"The very simple little triads that Freddie Mercury plays in the introduction -- the way he sings it, he just had no limits in his own mind as to what he could do vocally," he said.
"It sounded as if it were effortless the way Freddie sang, like his vibrato would kind of kick in sometimes and sometimes it wouldn't," Connick said. "The way he played piano seemed completely spontaneous, and clearly it wasn't."
'Only the Lonely'
Connick considers the music legend Frank Sinatra "the best of all of the male singers."
"'Only the Lonely' is one of the great musical performances," he said. "The songwriting, the orchestrations, everything was perfect. As somebody who does that for a living, I can tell you it is extremely hard to do what he did, especially when you consider what came before him.
"I mean, I have a lot of information from which to draw," Connick said. "You know, he didn't -- and it's a great masterpiece."
"I had listened to George Jones, but I had never really ... gotten into him," said Connick. "And after I did, I was mesmerized. ... There's a song that he does called 'The Door' and it's incredible. I mean, I've listened to that song 1,000 times and I'm always hearing new things that he does.

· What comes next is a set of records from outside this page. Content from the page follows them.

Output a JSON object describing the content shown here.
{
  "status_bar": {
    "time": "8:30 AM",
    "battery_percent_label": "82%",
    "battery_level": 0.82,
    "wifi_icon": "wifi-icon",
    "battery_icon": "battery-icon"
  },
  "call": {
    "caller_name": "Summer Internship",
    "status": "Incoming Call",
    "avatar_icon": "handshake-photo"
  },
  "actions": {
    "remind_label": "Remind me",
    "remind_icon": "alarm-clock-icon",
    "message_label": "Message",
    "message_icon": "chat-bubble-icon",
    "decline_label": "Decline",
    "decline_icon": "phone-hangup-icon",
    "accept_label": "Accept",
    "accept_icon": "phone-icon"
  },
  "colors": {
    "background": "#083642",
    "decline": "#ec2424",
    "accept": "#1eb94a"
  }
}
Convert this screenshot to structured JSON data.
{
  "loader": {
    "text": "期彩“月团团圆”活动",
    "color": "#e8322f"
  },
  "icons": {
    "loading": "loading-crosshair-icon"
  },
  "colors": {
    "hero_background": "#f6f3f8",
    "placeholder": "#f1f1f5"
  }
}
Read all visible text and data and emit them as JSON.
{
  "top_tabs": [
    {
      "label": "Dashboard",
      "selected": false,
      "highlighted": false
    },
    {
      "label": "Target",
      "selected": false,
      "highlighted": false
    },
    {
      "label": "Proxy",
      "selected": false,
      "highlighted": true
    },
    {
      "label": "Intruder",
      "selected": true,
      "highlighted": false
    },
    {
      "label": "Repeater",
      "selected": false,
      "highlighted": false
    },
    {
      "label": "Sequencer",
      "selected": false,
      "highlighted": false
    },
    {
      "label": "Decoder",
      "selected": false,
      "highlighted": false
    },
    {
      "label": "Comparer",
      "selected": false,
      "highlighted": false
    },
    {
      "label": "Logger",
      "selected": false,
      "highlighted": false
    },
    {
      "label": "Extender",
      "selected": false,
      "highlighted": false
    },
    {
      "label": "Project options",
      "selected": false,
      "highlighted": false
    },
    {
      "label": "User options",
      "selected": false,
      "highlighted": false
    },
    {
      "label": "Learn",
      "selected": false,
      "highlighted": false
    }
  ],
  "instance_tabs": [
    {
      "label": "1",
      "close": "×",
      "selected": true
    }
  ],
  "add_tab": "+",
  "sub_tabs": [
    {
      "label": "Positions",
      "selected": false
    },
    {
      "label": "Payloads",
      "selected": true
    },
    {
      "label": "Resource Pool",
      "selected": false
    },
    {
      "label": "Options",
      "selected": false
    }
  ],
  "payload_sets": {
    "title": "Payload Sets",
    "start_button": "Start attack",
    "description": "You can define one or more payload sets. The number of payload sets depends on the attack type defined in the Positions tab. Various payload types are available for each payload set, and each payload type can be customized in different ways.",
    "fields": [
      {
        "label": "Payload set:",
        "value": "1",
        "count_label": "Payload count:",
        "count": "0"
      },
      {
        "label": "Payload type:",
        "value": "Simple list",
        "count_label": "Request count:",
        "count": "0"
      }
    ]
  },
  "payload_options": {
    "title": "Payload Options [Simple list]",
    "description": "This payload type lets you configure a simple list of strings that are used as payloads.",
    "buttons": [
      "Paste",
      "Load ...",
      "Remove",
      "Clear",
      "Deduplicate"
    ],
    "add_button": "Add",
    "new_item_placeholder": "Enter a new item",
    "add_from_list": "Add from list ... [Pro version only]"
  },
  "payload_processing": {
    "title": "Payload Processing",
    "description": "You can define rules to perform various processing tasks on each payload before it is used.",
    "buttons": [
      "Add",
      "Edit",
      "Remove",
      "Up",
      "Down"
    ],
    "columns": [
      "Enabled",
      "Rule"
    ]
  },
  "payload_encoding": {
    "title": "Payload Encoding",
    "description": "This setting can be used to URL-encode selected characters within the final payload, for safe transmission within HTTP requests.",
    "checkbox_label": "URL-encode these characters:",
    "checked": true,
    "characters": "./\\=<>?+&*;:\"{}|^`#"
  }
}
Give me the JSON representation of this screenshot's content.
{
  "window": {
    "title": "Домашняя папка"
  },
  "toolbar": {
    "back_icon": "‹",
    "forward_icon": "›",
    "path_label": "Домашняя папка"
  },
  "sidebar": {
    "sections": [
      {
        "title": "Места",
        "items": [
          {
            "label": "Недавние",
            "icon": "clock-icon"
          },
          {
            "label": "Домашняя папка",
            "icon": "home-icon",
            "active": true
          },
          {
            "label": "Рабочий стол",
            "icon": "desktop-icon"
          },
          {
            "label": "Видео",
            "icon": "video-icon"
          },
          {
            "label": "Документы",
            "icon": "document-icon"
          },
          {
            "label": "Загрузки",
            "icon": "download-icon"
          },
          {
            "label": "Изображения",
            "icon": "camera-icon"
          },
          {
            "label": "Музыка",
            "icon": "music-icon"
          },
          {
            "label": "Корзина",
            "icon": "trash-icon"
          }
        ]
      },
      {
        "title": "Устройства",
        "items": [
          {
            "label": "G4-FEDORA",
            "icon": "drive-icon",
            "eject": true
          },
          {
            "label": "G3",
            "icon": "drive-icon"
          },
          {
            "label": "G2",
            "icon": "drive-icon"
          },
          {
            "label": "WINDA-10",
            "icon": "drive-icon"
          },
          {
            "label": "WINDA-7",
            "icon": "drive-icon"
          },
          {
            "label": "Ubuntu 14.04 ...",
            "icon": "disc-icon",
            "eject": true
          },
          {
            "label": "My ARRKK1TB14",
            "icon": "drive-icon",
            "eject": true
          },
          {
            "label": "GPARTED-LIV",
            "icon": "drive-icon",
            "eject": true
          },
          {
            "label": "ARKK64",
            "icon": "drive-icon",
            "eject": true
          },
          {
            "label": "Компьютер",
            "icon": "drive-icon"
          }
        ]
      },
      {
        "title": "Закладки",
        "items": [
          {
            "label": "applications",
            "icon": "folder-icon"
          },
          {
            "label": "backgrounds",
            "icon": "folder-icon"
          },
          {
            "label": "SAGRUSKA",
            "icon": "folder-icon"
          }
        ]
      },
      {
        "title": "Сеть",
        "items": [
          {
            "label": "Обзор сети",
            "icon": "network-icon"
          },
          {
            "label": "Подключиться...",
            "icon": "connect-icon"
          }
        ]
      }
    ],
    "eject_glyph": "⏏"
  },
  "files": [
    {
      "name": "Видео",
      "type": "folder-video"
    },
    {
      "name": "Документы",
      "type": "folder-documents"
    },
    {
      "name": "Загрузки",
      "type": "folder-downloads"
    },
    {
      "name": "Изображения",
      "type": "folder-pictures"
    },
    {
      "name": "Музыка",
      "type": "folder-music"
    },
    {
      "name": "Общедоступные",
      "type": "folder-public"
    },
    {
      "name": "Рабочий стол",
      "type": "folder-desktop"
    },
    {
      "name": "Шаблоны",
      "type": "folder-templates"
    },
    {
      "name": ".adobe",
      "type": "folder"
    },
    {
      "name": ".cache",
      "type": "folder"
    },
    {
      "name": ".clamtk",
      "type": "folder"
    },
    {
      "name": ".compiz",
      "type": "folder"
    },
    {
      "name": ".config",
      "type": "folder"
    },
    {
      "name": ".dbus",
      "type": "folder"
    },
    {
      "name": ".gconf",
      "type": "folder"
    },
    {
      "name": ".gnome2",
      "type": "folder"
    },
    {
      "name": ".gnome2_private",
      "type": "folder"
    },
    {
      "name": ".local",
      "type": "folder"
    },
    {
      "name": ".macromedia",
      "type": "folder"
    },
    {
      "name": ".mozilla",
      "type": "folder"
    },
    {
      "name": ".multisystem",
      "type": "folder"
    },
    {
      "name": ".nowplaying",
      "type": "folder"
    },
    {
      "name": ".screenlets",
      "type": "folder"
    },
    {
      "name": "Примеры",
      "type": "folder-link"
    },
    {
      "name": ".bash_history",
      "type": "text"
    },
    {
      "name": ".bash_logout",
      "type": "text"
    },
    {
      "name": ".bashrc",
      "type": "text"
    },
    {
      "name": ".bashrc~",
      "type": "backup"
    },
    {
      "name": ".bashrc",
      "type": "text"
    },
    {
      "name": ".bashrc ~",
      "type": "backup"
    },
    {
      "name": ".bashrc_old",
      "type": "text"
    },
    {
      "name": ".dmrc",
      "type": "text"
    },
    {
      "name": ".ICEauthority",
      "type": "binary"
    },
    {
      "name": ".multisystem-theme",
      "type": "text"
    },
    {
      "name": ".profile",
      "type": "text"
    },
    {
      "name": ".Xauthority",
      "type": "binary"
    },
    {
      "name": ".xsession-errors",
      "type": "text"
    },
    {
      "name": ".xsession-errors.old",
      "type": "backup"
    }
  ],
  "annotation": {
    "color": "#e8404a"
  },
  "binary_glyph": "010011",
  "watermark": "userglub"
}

"I mean, not to undermine his process, but it seems like there's almost no thought that goes into it," Connick said. "Yet clearly, there is."